Reproduce all entries below verbatim. Skip the pictures.

SUPPLIED DATA -
· · ·

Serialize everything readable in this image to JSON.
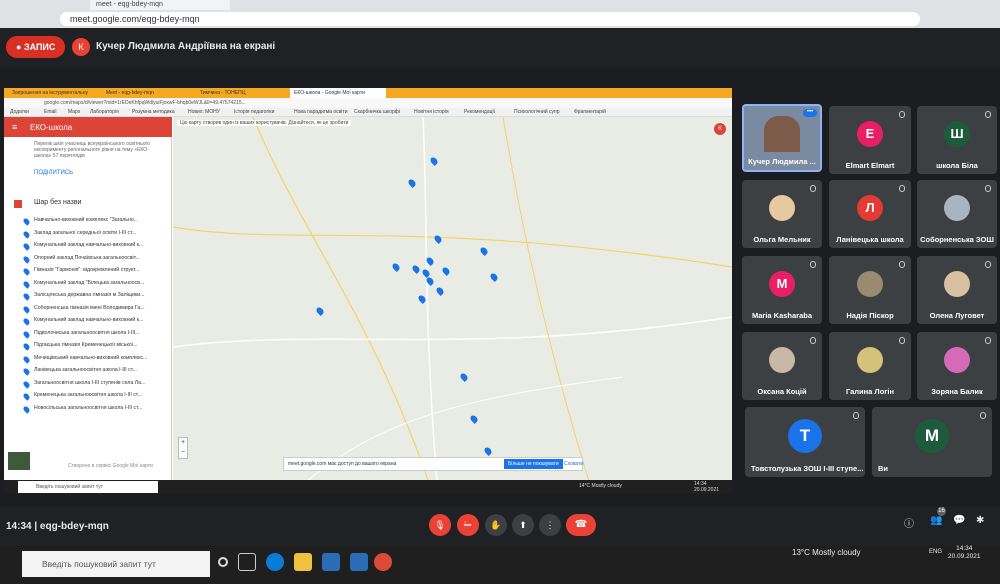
{
  "outer_browser": {
    "tab_title": "meet - eqg-bdey-mqn",
    "url": "meet.google.com/eqg-bdey-mqn"
  },
  "meet": {
    "record_label": "ЗАПИС",
    "presenter_initial": "К",
    "presenter_title": "Кучер Людмила Андріївна на екрані",
    "meeting_code": "14:34  |  eqg-bdey-mqn",
    "participant_count": "16"
  },
  "shared": {
    "tabs": [
      "Запрошення на інструментальну",
      "Meet - eqg-bdey-mqn",
      "Тимчина - ТОНЕПЦ",
      "ЕКО-школа - Google Мої карти"
    ],
    "url": "google.com/maps/d/viewer?mid=1rEDeKhfpqWdlyuiFjoxwF-bhqb0eWJL&ll=49.47574215...",
    "bookmarks": [
      "Додатки",
      "Email",
      "Maps",
      "Лабораторія",
      "Розумна методика",
      "Нових: МОНУ",
      "Історія педагогіки",
      "Нова парадигма освіти",
      "Скарбничка шкорфі",
      "Новітня історія",
      "Рекомендації",
      "Психологічний супр",
      "Фрагментарій"
    ],
    "panel_title": "ЕКО-школа",
    "panel_desc": "Перелік шкіл учасниць всеукраїнського освітнього експерименту регіонального рівня на тему «ЕКО-школа» 57 переглядів",
    "share_label": "ПОДІЛИТИСЬ",
    "layer_title": "Шар без назви",
    "items": [
      "Навчально-виховний комплекс \"Загально...",
      "Заклад загальної середньої освіти І-ІІІ ст...",
      "Комунальний заклад навчально-виховний к...",
      "Опорний заклад Почаївська загальноосвіт...",
      "Гімназія \"Гармонія\": відокремлений структ...",
      "Комунальний заклад \"Білецька загальноосв...",
      "Залісцянська державна гімназія м Заліщики...",
      "Соборненська гімназія імені Володимира Га...",
      "Комунальний заклад навчально-виховний к...",
      "Підволочиська загальноосвітня школа І-ІІІ...",
      "Підгаєцька гімназія Кременецької міської...",
      "Мечищівський навчально-виховний комплекс...",
      "Ланівецька загальноосвітня школа І-ІІІ ст...",
      "Загальноосвітня школа І-ІІІ ступенів села Ла...",
      "Кременецька загальноосвітня школа І-ІІІ ст...",
      "Новосільська загальноосвітня школа І-ІІІ ст..."
    ],
    "panel_footer": "Створено в сервісі Google Мої карти",
    "map_note": "Цю карту створив один із ваших користувачів. Дізнайтеся, як це зробити",
    "map_avatar": "К",
    "cookie_text": "meet.google.com має доступ до вашого екрана",
    "cookie_button": "Більше не показувати",
    "cookie_close": "Сховати",
    "taskbar_search": "Введіть пошуковий запит тут",
    "tray": "14°C  Mostly cloudy",
    "clock_time": "14:34",
    "clock_date": "20.09.2021"
  },
  "participants": [
    {
      "name": "Кучер Людмила ..."
    },
    {
      "name": "Elmart Elmart",
      "initial": "E",
      "color": "#e91e63"
    },
    {
      "name": "школа Біла",
      "initial": "Ш",
      "color": "#1e5b3c"
    },
    {
      "name": "Ольга Мельник"
    },
    {
      "name": "Ланівецька школа",
      "initial": "Л",
      "color": "#e53935"
    },
    {
      "name": "Соборненська ЗОШ"
    },
    {
      "name": "Maria Kasharaba",
      "initial": "M",
      "color": "#e91e63"
    },
    {
      "name": "Надія Піскор"
    },
    {
      "name": "Олена Луговет"
    },
    {
      "name": "Оксана Коцій"
    },
    {
      "name": "Галина Логін"
    },
    {
      "name": "Зоряна Балик"
    },
    {
      "name": "Товстолузька ЗОШ І-ІІІ ступе...",
      "initial": "T",
      "color": "#1a73e8"
    },
    {
      "name": "Ви",
      "initial": "M",
      "color": "#1e5b3c"
    }
  ],
  "windows": {
    "search_placeholder": "Введіть пошуковий запит тут",
    "weather": "13°C  Mostly cloudy",
    "lang": "ENG",
    "time": "14:34",
    "date": "20.09.2021"
  }
}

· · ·

YOUR RESPONSE -
Serialize everything readable in this image to JSON.
{
  "outer_browser": {
    "tab_title": "meet - eqg-bdey-mqn",
    "url": "meet.google.com/eqg-bdey-mqn"
  },
  "meet": {
    "record_label": "ЗАПИС",
    "presenter_initial": "К",
    "presenter_title": "Кучер Людмила Андріївна на екрані",
    "meeting_code": "14:34  |  eqg-bdey-mqn",
    "participant_count": "16"
  },
  "shared": {
    "tabs": [
      "Запрошення на інструментальну",
      "Meet - eqg-bdey-mqn",
      "Тимчина - ТОНЕПЦ",
      "ЕКО-школа - Google Мої карти"
    ],
    "url": "google.com/maps/d/viewer?mid=1rEDeKhfpqWdlyuiFjoxwF-bhqb0eWJL&ll=49.47574215...",
    "bookmarks": [
      "Додатки",
      "Email",
      "Maps",
      "Лабораторія",
      "Розумна методика",
      "Нових: МОНУ",
      "Історія педагогіки",
      "Нова парадигма освіти",
      "Скарбничка шкорфі",
      "Новітня історія",
      "Рекомендації",
      "Психологічний супр",
      "Фрагментарій"
    ],
    "panel_title": "ЕКО-школа",
    "panel_desc": "Перелік шкіл учасниць всеукраїнського освітнього експерименту регіонального рівня на тему «ЕКО-школа» 57 переглядів",
    "share_label": "ПОДІЛИТИСЬ",
    "layer_title": "Шар без назви",
    "items": [
      "Навчально-виховний комплекс \"Загально...",
      "Заклад загальної середньої освіти І-ІІІ ст...",
      "Комунальний заклад навчально-виховний к...",
      "Опорний заклад Почаївська загальноосвіт...",
      "Гімназія \"Гармонія\": відокремлений структ...",
      "Комунальний заклад \"Білецька загальноосв...",
      "Залісцянська державна гімназія м Заліщики...",
      "Соборненська гімназія імені Володимира Га...",
      "Комунальний заклад навчально-виховний к...",
      "Підволочиська загальноосвітня школа І-ІІІ...",
      "Підгаєцька гімназія Кременецької міської...",
      "Мечищівський навчально-виховний комплекс...",
      "Ланівецька загальноосвітня школа І-ІІІ ст...",
      "Загальноосвітня школа І-ІІІ ступенів села Ла...",
      "Кременецька загальноосвітня школа І-ІІІ ст...",
      "Новосільська загальноосвітня школа І-ІІІ ст..."
    ],
    "panel_footer": "Створено в сервісі Google Мої карти",
    "map_note": "Цю карту створив один із ваших користувачів. Дізнайтеся, як це зробити",
    "map_avatar": "К",
    "cookie_text": "meet.google.com має доступ до вашого екрана",
    "cookie_button": "Більше не показувати",
    "cookie_close": "Сховати",
    "taskbar_search": "Введіть пошуковий запит тут",
    "tray": "14°C  Mostly cloudy",
    "clock_time": "14:34",
    "clock_date": "20.09.2021"
  },
  "participants": [
    {
      "name": "Кучер Людмила ..."
    },
    {
      "name": "Elmart Elmart",
      "initial": "E",
      "color": "#e91e63"
    },
    {
      "name": "школа Біла",
      "initial": "Ш",
      "color": "#1e5b3c"
    },
    {
      "name": "Ольга Мельник"
    },
    {
      "name": "Ланівецька школа",
      "initial": "Л",
      "color": "#e53935"
    },
    {
      "name": "Соборненська ЗОШ"
    },
    {
      "name": "Maria Kasharaba",
      "initial": "M",
      "color": "#e91e63"
    },
    {
      "name": "Надія Піскор"
    },
    {
      "name": "Олена Луговет"
    },
    {
      "name": "Оксана Коцій"
    },
    {
      "name": "Галина Логін"
    },
    {
      "name": "Зоряна Балик"
    },
    {
      "name": "Товстолузька ЗОШ І-ІІІ ступе...",
      "initial": "T",
      "color": "#1a73e8"
    },
    {
      "name": "Ви",
      "initial": "M",
      "color": "#1e5b3c"
    }
  ],
  "windows": {
    "search_placeholder": "Введіть пошуковий запит тут",
    "weather": "13°C  Mostly cloudy",
    "lang": "ENG",
    "time": "14:34",
    "date": "20.09.2021"
  }
}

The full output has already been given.